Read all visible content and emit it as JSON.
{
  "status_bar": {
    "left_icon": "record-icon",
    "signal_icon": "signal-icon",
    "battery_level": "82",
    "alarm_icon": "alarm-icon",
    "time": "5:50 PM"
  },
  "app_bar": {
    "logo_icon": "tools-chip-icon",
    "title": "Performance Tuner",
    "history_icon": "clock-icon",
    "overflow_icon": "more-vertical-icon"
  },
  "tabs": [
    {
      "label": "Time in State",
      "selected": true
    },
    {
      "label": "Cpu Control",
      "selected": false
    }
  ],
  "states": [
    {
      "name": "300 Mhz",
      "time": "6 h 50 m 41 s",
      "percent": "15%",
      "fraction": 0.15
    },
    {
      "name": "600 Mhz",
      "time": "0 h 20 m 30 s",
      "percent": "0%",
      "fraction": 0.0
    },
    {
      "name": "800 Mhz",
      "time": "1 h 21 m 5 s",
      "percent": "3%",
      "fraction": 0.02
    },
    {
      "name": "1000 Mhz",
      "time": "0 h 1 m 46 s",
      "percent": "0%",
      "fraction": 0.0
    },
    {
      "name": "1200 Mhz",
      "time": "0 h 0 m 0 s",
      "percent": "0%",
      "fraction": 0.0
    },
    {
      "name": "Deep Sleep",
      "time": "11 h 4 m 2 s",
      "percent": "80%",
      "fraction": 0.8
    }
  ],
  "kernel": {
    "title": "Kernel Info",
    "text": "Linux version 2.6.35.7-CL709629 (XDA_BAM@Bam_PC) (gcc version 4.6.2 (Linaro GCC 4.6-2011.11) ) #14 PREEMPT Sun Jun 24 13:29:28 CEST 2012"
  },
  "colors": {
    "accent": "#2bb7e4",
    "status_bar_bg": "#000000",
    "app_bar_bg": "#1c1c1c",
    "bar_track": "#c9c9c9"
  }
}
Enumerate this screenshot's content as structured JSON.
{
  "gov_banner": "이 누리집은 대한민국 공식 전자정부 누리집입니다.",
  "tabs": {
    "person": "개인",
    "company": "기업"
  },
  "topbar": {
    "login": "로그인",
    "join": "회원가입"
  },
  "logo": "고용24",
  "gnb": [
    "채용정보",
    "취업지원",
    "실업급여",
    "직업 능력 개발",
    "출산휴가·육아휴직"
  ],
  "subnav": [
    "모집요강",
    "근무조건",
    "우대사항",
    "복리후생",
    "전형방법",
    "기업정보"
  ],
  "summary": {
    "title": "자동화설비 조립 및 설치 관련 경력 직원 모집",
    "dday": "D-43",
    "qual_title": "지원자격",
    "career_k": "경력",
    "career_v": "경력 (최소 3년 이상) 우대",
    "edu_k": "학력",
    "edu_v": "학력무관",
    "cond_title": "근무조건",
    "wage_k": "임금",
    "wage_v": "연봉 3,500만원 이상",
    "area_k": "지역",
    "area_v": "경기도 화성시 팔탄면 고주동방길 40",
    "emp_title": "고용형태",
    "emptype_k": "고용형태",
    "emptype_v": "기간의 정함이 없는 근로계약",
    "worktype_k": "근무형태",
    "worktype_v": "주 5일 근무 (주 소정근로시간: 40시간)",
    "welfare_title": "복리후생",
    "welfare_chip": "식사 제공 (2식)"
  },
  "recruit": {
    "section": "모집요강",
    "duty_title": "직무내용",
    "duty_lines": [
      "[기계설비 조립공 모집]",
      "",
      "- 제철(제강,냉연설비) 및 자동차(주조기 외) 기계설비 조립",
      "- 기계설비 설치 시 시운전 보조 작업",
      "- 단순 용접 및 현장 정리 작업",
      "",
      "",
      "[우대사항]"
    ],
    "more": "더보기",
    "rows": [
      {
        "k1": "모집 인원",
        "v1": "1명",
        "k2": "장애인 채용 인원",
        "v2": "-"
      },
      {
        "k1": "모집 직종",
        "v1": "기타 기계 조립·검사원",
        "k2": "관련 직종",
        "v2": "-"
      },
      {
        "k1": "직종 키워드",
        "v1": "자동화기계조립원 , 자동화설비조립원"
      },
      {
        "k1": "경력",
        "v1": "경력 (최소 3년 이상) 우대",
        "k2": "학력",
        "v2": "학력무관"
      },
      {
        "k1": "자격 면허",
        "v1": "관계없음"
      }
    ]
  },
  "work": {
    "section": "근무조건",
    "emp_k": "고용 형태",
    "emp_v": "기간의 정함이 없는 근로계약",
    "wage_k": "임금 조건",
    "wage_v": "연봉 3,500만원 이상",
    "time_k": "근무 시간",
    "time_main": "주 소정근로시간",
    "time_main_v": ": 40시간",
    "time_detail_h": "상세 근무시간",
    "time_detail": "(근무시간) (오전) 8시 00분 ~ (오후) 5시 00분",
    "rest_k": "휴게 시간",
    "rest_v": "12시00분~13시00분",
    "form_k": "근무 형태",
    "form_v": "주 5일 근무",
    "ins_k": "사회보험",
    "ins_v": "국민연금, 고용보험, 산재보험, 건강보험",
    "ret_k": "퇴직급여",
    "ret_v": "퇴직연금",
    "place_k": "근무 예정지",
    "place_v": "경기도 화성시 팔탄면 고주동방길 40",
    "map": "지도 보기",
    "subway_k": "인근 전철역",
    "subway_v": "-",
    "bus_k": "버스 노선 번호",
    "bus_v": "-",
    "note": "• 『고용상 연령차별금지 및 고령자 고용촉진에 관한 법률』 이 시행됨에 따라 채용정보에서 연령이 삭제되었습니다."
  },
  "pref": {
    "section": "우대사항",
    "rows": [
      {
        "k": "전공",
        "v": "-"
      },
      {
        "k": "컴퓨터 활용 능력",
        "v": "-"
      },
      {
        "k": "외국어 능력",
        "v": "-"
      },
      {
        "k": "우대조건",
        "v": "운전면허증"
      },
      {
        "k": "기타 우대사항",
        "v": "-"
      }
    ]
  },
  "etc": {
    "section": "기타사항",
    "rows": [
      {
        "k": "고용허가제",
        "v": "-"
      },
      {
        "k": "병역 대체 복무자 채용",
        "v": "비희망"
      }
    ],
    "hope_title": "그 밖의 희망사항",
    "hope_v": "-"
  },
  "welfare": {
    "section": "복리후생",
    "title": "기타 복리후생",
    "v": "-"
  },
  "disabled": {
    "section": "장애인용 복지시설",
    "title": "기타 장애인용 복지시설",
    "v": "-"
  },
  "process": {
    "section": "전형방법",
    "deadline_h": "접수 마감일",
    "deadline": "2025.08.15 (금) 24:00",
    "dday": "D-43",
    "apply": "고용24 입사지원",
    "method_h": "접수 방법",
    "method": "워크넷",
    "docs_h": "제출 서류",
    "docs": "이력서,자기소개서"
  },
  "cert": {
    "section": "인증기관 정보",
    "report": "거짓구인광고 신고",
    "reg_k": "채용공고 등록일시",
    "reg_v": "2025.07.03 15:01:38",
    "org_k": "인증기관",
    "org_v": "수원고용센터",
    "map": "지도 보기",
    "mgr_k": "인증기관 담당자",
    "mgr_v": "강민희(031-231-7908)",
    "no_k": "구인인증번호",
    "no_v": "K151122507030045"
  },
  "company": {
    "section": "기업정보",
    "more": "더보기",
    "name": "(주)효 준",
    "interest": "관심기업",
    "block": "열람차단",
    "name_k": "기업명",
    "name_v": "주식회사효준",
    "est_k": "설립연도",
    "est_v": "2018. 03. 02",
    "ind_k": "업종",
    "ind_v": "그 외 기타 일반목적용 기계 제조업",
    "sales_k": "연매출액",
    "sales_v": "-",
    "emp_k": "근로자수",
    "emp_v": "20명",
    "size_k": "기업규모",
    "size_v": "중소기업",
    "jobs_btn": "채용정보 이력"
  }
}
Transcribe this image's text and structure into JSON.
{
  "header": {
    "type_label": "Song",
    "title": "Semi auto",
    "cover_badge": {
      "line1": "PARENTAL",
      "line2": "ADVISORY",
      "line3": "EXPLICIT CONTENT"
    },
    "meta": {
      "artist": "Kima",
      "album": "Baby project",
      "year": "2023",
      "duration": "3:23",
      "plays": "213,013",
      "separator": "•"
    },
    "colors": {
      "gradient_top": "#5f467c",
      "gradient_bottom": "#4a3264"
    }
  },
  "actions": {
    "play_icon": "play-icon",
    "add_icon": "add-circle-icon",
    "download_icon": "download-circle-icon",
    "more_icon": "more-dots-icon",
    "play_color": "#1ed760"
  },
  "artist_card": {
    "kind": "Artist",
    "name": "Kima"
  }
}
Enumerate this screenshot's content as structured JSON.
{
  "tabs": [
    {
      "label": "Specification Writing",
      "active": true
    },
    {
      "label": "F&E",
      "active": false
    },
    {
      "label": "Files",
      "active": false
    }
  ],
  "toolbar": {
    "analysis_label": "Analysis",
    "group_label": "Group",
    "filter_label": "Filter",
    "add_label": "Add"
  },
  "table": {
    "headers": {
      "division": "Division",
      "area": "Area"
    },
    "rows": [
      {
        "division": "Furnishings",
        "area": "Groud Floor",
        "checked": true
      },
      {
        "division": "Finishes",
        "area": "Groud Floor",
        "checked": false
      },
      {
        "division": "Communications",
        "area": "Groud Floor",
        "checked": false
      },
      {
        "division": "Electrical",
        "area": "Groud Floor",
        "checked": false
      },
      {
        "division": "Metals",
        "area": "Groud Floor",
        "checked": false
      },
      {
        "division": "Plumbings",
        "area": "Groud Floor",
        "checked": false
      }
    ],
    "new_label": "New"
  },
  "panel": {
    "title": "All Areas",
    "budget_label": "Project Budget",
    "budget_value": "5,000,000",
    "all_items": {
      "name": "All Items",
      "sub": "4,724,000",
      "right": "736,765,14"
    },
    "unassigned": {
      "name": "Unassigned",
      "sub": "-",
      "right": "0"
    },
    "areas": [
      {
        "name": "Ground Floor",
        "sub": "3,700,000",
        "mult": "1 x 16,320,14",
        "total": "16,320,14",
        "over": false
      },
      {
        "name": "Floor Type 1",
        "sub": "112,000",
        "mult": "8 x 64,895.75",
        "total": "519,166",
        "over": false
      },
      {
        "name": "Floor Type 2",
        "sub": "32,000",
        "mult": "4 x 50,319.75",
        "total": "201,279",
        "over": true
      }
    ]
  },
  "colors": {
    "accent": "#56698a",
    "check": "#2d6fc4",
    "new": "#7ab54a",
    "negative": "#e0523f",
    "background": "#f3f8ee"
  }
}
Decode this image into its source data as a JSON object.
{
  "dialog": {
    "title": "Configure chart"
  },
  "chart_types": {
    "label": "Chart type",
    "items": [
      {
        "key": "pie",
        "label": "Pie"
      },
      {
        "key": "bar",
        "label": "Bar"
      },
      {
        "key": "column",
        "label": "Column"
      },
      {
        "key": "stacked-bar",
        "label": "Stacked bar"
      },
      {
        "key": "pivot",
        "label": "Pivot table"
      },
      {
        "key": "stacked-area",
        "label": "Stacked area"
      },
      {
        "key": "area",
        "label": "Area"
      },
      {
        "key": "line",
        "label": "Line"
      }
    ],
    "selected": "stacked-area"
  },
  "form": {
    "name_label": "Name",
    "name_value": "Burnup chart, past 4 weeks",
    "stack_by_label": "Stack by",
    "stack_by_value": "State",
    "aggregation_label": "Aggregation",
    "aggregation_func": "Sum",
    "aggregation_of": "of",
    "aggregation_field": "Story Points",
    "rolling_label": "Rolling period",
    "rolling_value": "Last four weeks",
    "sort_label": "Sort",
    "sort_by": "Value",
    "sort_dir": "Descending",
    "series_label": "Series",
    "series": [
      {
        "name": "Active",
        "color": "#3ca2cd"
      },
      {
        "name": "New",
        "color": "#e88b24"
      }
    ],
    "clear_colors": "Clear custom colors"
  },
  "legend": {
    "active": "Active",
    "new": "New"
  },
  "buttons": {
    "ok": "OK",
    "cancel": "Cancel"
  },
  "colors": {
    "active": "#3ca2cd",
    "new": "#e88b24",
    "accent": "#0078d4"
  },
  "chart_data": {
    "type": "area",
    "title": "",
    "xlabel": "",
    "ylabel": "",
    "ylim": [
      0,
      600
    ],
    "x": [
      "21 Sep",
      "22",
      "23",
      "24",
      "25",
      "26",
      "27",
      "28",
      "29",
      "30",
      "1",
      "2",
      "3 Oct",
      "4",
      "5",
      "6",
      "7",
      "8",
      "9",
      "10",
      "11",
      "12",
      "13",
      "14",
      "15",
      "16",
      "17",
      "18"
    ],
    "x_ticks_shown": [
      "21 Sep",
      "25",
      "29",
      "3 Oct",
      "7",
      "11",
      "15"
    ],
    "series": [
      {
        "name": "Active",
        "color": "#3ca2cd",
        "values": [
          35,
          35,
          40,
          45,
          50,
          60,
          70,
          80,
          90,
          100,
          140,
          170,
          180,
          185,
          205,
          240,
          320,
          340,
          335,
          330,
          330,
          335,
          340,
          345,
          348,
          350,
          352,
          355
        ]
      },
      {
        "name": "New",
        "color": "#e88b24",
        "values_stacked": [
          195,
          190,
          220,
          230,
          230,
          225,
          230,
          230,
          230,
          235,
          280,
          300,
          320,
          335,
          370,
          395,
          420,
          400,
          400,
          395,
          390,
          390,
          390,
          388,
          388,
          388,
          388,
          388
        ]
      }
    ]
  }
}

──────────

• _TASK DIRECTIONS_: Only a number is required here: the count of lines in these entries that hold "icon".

• _REPLY TO THE TASK_: 10